Problem to work on
Using the data below, return every line that holds the word "mode".
##########
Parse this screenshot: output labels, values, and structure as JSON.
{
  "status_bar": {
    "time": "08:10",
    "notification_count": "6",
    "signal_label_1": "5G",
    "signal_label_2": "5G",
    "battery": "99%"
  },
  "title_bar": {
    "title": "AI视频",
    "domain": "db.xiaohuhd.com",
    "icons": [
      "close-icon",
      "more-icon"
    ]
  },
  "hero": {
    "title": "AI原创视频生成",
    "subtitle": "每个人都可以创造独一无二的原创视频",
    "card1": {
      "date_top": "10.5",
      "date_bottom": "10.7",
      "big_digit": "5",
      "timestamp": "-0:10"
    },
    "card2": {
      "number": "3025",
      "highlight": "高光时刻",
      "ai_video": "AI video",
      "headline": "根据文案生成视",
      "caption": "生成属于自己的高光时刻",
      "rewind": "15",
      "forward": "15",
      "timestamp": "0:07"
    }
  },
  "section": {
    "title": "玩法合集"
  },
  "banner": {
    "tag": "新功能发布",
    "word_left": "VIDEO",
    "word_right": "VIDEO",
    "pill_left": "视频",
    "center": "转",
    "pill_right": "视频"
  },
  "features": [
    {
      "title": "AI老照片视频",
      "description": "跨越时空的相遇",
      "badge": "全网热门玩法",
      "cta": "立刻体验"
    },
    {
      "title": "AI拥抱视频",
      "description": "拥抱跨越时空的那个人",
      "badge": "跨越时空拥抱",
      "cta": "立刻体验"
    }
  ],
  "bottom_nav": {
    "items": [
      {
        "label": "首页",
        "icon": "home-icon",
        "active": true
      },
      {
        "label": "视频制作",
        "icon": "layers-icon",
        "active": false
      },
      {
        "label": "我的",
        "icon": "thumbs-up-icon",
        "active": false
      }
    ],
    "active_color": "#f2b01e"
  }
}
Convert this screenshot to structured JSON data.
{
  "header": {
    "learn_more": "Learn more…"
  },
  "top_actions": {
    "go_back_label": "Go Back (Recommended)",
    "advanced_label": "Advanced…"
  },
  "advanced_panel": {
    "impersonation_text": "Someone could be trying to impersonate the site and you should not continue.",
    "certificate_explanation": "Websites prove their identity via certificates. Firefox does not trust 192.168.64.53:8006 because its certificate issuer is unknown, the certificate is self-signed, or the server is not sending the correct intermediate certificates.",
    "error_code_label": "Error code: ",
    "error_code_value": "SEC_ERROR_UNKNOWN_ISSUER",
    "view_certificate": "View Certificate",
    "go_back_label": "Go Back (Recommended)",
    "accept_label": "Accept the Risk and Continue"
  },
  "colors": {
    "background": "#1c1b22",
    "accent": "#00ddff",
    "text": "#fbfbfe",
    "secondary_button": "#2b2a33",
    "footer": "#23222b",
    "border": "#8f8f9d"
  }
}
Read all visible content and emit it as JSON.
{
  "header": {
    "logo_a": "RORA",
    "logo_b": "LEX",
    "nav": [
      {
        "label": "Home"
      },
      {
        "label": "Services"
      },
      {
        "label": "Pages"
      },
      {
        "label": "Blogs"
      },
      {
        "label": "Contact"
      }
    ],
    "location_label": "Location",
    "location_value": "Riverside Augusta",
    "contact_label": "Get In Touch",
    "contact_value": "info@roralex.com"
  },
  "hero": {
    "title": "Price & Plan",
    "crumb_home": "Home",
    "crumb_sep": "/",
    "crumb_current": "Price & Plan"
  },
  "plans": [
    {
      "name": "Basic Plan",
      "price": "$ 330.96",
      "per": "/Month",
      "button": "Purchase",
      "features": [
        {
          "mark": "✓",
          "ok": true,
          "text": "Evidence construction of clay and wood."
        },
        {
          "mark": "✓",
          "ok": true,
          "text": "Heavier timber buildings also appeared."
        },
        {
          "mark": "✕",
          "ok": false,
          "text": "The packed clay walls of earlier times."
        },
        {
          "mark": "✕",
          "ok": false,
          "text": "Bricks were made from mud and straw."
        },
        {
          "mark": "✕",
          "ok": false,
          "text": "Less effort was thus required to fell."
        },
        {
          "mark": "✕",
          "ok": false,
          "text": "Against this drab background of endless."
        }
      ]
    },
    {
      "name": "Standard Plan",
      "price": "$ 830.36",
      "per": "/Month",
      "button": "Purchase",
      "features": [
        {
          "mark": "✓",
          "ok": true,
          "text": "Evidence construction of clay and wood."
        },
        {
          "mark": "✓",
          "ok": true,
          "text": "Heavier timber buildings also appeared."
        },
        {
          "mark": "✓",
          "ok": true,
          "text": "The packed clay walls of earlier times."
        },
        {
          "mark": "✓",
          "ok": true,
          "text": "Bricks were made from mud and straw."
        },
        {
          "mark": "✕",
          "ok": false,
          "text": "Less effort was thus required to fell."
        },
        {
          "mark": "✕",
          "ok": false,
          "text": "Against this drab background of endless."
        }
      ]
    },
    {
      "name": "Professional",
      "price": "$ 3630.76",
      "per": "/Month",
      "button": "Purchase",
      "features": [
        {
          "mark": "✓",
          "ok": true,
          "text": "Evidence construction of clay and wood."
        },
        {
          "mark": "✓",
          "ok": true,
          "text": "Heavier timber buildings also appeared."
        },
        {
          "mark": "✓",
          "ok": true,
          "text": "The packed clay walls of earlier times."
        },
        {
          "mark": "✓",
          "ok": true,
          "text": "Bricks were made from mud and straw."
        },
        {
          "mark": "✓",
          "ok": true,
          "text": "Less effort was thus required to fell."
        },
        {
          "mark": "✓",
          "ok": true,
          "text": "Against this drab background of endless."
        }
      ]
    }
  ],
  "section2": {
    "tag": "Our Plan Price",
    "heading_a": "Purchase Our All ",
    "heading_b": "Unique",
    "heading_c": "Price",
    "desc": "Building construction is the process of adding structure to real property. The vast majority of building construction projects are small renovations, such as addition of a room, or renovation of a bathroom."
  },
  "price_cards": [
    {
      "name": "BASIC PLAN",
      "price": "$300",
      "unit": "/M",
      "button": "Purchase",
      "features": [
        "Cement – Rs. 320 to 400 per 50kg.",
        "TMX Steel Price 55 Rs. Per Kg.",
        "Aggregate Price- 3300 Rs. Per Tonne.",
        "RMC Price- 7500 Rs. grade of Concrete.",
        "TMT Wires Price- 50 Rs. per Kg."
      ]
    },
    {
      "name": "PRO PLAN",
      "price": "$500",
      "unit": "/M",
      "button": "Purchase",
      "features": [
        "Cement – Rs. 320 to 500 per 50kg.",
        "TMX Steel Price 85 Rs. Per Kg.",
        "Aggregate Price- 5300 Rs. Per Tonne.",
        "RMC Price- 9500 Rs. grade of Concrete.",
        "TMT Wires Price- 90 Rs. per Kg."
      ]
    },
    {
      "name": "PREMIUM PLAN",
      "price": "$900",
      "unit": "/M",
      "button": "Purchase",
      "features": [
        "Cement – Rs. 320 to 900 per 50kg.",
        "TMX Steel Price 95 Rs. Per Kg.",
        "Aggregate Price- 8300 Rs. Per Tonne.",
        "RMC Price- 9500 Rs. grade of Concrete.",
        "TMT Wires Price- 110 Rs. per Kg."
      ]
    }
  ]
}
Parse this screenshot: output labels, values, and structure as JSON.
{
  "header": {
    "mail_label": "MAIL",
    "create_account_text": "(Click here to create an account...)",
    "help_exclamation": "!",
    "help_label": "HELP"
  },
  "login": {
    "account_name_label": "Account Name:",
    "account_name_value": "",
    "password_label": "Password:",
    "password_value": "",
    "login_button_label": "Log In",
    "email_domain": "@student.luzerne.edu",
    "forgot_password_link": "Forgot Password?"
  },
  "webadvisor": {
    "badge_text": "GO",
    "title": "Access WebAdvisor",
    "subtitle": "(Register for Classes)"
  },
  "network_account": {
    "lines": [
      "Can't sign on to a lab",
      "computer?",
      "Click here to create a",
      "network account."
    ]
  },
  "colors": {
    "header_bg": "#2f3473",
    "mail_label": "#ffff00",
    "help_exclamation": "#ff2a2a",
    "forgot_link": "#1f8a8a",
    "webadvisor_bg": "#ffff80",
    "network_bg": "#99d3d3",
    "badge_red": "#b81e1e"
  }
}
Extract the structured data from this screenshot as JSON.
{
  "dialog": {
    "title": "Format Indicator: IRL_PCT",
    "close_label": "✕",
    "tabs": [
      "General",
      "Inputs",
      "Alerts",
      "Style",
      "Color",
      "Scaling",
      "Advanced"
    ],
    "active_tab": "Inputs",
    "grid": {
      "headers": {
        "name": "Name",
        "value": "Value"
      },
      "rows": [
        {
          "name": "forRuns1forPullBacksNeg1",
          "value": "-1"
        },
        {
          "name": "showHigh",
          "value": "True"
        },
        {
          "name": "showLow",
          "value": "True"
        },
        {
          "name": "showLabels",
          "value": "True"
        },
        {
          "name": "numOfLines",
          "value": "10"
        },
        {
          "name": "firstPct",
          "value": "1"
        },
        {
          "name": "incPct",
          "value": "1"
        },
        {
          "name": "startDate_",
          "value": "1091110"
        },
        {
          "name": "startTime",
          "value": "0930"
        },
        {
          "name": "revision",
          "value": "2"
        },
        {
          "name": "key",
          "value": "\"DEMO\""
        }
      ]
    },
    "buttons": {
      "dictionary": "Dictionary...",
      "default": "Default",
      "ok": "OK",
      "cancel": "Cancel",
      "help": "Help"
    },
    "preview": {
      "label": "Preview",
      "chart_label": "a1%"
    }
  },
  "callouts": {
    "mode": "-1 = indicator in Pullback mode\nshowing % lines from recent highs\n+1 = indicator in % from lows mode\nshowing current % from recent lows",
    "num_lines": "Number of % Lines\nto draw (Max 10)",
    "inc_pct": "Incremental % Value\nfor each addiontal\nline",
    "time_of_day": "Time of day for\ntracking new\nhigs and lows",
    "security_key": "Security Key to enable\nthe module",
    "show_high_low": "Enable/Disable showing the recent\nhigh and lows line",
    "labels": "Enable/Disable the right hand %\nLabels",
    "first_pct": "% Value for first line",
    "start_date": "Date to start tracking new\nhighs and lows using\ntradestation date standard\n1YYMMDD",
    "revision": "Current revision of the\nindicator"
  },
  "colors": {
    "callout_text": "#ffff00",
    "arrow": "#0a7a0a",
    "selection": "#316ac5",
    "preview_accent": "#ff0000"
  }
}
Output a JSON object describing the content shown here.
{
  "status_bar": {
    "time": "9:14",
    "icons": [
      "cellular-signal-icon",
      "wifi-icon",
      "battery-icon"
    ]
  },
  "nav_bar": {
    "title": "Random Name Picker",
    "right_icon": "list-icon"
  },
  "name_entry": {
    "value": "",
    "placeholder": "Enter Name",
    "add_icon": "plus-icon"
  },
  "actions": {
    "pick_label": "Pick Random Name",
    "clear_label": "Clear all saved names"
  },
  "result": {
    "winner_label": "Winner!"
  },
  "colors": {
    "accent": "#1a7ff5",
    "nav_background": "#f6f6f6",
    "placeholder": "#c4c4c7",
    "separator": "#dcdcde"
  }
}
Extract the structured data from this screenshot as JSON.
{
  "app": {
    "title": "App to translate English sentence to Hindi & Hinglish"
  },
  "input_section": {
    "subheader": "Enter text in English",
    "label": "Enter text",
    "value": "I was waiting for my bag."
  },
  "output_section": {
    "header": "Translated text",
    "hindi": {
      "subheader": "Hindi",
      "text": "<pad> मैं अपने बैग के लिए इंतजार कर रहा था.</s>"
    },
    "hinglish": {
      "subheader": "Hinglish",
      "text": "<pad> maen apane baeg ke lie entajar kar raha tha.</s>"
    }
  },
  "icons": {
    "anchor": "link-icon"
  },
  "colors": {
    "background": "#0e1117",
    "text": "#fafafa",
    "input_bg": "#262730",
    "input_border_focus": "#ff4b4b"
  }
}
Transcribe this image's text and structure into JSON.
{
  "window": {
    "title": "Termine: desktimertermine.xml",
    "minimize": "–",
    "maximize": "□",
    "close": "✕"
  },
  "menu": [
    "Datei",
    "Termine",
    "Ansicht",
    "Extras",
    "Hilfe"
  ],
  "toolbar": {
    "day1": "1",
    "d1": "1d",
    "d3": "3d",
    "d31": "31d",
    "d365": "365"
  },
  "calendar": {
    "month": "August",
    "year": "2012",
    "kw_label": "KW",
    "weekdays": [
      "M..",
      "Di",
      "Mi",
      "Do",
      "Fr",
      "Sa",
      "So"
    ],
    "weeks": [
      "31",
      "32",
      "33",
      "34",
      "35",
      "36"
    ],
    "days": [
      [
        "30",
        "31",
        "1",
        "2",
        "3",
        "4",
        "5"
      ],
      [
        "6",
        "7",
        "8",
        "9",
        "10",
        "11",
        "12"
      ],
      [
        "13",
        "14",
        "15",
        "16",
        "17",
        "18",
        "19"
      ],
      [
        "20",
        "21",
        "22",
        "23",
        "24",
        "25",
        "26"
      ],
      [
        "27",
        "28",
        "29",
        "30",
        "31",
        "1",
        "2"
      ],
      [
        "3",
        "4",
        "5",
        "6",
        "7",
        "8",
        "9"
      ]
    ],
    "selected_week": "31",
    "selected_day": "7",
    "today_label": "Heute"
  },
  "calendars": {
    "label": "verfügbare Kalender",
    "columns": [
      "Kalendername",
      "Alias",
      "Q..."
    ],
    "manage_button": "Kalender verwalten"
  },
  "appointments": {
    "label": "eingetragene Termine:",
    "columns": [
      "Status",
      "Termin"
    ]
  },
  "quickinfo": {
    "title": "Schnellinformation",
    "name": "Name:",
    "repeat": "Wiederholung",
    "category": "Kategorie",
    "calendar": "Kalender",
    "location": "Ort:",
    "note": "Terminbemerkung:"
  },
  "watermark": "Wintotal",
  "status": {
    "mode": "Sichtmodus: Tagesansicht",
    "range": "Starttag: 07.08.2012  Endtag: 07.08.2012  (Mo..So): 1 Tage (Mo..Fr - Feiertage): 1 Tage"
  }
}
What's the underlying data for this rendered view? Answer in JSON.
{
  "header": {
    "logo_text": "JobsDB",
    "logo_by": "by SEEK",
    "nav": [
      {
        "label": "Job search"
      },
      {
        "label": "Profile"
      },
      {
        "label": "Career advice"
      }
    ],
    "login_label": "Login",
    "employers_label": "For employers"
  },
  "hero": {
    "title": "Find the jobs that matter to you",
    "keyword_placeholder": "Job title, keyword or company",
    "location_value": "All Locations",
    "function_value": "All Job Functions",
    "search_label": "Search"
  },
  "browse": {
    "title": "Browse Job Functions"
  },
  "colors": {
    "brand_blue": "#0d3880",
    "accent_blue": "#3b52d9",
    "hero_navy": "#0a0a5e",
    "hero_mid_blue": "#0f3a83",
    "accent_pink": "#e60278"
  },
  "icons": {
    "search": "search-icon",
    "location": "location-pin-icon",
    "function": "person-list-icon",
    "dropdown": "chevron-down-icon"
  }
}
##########
Output
    "mode": "-1 = indicator in Pullback mode\nshowing % lines from recent highs\n+1 = indicator in % from lows mode\nshowing current % from recent lows",
    "mode": "Sichtmodus: Tagesansicht",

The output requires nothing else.